I have seen quite a few butterflies this year, probably not the best year, but just the odd one in the garden. Wet, cold and wind not helping !!!

Think we all love the honey bee bear, they do a similar thing in Skipton and Settle.

Nice looking church, just a shame so many of them have to be locked now...
Amanda xx

Ragged Robin said...

Amanda Peters - Thanks so much Amanda - just love fossils and the thought that they are millions of years old and a window into a past world :)

Current weather definitely not helping butterflies!

Interesting to hear of similar trails near you :)

A lot round the Birmingham area and North Warwickshire seem to be closed with just the occasional open day. A lady did pull up in a car clutching some flowers as left but time was running out as I had to pick up my son and only had half an hour left. I thought if I got talking to her and she could let me in I wouldn't have enough time for a decent look round so I didn't bother going back. If I plan to go ahead will contact them first to check if and when it is open.

Pete Duxon said...

firstly well done on the Bee-eaters! Never seen one in the UK did in Madrid!!

what happened to Osborne and Tennyson? you were missing them? and hello Timmy!!

Bovey Belle said...

I can see I am going to have to visit Carmarthen Museum again and check out their Geology section. I vaguely (VERY vaguely) remember something about those butterfly trilobites, but it's a long time since we went around the Museum (will go in tomorrow). I will try and take photos. I used to volunteer there, when mum was alive, so they should still remember me.

Loved the bear trail (Honey Bear is my favourite too), nothing like that round here.

I will be jotting down a couple more authors and glad to see there is a new Vera book I've not read. I read Harbour Street earlier this year.

Lovely post.

Ragged Robin said...

Pete Duxon - thanks so much. Osborne and Tennyson now safe in storage box (bedroom being redecorated!) Have a whole shelf left of cuddlies, mainly daughter's old ones, that may have to go to charity shop :(
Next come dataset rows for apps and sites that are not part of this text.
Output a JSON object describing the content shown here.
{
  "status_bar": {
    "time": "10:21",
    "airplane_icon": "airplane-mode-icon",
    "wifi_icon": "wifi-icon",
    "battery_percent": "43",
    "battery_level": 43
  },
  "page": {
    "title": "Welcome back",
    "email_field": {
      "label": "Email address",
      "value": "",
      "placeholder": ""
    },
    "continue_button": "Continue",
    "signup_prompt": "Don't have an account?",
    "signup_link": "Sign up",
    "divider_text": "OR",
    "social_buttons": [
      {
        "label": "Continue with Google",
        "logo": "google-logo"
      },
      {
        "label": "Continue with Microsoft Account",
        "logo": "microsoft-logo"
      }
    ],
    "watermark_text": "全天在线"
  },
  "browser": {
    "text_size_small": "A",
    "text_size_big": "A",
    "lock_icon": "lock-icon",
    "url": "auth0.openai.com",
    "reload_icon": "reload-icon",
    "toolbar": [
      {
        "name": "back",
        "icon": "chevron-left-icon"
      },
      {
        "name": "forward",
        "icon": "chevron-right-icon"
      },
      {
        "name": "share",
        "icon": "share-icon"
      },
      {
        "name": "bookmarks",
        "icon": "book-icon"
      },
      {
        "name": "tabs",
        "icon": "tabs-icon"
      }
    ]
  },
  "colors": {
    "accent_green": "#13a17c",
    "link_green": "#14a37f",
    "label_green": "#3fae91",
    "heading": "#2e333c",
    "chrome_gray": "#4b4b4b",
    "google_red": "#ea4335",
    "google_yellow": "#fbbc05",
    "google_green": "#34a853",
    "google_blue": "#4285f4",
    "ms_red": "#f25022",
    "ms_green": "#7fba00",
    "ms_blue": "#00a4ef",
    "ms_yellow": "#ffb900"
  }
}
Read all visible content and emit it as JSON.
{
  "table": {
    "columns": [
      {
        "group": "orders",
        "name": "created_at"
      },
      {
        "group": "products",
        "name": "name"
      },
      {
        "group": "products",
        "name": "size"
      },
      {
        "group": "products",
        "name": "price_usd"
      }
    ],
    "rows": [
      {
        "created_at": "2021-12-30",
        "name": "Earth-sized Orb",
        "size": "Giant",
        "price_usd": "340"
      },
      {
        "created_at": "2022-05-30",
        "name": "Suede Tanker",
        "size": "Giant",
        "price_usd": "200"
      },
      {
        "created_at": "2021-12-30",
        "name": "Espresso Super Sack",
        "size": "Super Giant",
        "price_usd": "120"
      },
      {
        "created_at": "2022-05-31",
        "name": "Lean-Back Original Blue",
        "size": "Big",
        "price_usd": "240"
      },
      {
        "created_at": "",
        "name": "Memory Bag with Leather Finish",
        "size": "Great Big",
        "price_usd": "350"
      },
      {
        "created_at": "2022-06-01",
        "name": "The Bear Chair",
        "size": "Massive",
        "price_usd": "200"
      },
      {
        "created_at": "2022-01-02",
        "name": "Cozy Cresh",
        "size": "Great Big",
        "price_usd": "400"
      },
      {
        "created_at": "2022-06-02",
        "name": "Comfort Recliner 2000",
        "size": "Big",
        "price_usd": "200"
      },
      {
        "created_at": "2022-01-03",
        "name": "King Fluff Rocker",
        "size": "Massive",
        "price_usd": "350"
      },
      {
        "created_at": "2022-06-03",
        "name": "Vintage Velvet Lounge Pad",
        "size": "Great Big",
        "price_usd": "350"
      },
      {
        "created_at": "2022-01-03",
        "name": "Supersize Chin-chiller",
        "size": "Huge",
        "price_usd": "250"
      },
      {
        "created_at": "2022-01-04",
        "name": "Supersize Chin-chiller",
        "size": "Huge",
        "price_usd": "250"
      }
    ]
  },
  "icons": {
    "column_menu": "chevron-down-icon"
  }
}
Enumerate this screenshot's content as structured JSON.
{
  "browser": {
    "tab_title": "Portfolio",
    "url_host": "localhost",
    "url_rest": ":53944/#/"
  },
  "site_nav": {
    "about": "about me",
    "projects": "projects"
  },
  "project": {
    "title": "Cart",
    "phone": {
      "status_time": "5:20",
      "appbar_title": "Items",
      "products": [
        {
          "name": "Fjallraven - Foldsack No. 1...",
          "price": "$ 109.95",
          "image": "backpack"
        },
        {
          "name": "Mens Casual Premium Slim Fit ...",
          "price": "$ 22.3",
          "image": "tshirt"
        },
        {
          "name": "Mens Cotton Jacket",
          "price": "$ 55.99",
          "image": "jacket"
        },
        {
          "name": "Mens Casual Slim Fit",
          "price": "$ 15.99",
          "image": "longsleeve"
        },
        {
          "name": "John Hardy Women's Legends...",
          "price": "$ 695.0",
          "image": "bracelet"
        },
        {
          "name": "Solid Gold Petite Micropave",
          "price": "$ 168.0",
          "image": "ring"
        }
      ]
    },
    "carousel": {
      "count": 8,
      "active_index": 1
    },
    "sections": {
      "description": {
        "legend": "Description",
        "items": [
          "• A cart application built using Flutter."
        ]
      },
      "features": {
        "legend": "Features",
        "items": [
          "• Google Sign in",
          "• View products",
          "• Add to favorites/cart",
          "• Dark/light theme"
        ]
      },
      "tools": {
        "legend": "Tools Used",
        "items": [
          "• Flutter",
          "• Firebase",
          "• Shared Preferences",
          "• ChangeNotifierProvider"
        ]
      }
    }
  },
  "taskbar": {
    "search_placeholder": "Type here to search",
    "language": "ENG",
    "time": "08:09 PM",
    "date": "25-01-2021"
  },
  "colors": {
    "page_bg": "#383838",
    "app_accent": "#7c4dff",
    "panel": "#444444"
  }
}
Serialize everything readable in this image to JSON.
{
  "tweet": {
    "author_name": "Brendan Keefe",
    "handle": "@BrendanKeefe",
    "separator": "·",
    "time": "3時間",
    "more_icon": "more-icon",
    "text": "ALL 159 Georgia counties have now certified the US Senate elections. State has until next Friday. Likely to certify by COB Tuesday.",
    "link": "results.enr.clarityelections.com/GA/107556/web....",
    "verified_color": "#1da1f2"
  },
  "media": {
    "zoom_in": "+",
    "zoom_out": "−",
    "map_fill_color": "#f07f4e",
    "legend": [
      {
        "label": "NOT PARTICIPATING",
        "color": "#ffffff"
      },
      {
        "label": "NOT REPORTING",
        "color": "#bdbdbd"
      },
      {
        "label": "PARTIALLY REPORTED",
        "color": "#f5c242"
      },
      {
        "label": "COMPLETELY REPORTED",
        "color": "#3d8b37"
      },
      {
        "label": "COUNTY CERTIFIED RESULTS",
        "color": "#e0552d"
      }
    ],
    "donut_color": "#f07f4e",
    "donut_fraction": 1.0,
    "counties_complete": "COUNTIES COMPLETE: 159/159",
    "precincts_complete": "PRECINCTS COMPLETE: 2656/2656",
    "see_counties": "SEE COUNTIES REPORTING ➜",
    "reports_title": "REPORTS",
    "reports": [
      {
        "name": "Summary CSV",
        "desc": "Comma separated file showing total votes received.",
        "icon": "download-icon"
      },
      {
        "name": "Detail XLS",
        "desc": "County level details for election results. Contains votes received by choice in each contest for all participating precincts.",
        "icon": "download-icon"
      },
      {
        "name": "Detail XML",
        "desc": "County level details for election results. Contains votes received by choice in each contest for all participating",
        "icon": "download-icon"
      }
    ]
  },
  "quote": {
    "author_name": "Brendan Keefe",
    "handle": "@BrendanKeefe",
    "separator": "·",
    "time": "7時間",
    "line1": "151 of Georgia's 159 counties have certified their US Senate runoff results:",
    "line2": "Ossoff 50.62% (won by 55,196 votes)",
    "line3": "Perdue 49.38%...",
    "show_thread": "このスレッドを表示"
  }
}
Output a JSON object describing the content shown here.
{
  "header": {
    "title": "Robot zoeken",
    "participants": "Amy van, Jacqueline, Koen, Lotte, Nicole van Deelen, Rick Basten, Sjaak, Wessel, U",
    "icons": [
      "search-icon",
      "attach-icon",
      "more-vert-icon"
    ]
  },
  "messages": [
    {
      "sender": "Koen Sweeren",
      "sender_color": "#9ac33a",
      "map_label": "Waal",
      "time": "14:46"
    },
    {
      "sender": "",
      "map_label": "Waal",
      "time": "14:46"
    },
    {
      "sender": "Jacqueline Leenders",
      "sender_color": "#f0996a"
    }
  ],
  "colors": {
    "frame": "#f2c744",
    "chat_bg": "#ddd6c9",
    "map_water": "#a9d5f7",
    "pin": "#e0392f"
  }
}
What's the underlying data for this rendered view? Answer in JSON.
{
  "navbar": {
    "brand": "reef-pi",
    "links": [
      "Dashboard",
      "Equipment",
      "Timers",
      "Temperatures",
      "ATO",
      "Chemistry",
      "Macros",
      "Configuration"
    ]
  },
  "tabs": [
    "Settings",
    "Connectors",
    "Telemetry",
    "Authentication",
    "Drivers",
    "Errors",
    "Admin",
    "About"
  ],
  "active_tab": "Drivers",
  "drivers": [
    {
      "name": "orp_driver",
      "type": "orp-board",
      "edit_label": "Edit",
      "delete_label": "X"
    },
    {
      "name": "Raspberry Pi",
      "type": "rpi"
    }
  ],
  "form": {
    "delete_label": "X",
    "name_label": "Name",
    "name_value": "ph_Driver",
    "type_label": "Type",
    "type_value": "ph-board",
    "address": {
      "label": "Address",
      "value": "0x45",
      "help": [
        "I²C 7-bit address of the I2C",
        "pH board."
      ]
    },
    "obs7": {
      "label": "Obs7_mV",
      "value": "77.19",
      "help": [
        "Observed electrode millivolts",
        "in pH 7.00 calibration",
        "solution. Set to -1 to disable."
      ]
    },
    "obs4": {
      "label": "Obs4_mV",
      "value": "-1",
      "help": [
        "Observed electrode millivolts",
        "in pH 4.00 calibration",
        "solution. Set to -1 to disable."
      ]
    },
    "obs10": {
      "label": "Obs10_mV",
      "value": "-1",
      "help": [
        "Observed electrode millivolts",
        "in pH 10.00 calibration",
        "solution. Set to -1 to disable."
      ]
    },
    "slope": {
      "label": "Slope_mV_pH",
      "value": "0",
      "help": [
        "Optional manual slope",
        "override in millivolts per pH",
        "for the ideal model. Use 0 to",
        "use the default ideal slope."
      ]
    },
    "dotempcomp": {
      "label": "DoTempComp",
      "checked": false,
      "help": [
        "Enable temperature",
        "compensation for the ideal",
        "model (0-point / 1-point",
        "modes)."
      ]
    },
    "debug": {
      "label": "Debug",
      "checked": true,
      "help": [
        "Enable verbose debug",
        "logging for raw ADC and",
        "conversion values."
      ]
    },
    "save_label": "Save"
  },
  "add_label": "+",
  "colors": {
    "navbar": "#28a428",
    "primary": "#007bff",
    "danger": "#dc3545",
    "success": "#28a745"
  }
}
Timmy says hello back :)

Bovey Belle - Thanks so much and special thanks if you can go the museum (as long as you feel well enough!) and get some photos of the butterfly trilobites would love to see them.

I am sure you have lots of lovely things round by you that we don't get here!!! :)

I get a lot of author ideas off you and Rosie from "Corners of my Mind" :) Lovely to see what others read.

Pam said...

I've found Butterflies have been a bit hit and miss in the places you expect them to be this year, very odd? An interesting post, aren't fossils just fascinating!

Ragged Robin said...

Pam - Thanks. It is strange and worrying about butterflies - will be interesting to see results of Big Butterfly Count and all the other butterfly surveys when they are published. Yes, I love fossils :)